Question 5)

Did you read any interesting/memorable books when you were in college?

I’m sure there was one or two, however, it’s difficult for me to remember what I read 40 years ago!

Last Minute Research Help!

Exam Cram 2The Reference Desk will be open Friday and Saturday until 10:30pm. Please stop by or email us at if you have any questions. You can also use the chat box on the library homepage.

If you would like to sign up for an appointment with a librarian next week, use this document to schedule a time with Casey Long. Other librarians are also available so email the library at and let us know what date and time works best for you. We will match you with a librarian and send you an appointment request.

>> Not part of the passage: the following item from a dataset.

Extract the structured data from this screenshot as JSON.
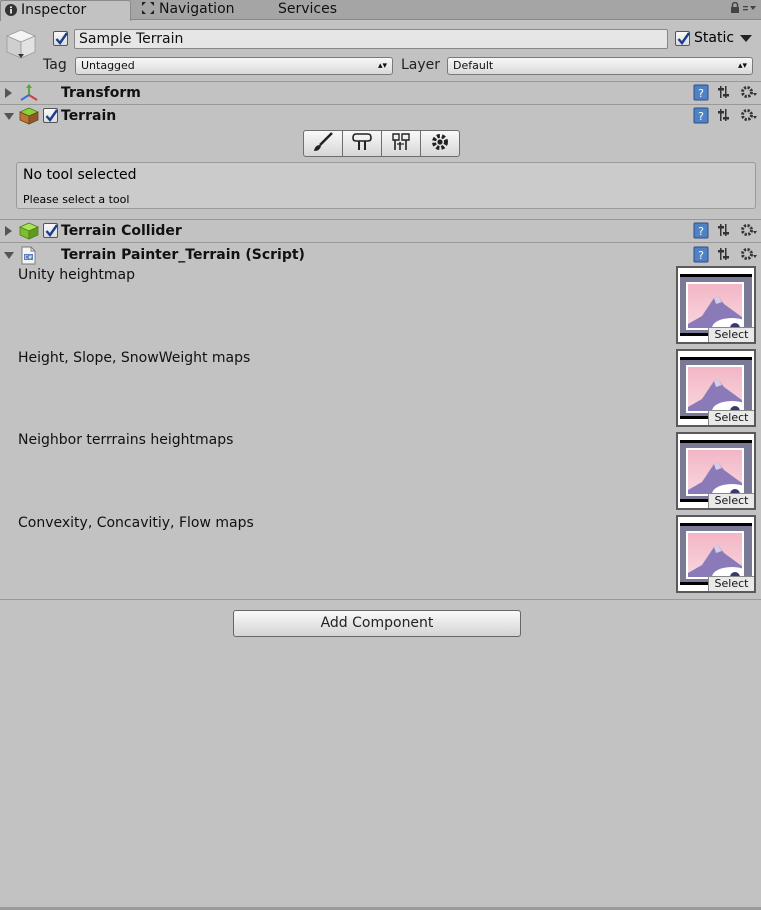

Reading Habits: Mary Cain

Question 1)

mary_cain_picDo you like to read? How would you describe yourself as a reader?

I love to read–everything. I wish I had more time for pleasure reading of fiction. But I read what and when I can–newspapers, magazines, the backs of cereal boxes, whatever text is in front of me.

Question 2)

What books would you recommend?

I think there is a reason why the classics are classic, and except for Wuthering Heights, I’ve never regretted reading any one of them.

Question 3)

Do you remember the first book you read or any childhood favorites?

I don’t recall the first books, but childhood favorites include: From the Mixed-up Files of Mrs. Basil E. Frankweiler; Anne of Green Gables; Greengage Summer.

Question 4)

Have you always liked to read? Was there ever a person in your life who really inspired you to read?

My mother was an avid reader. She would read for  5-6 hours a day and consumed multiple books a week. She is my example.

Question 5)

Did you read any interesting/memorable books when you were in college?

I took an American literature survey course purposefully so I would read Moby Dick (I didn’t think I’d ever read it unless it was required). I’m so glad I did; that course–and reading that book–turned me into a nineteenth-century US historian.  I also have exceptionally fond memories of my courses on Shakespeare, and one of my favorite papers that I ever wrote was on Shaw’s Pygmalion.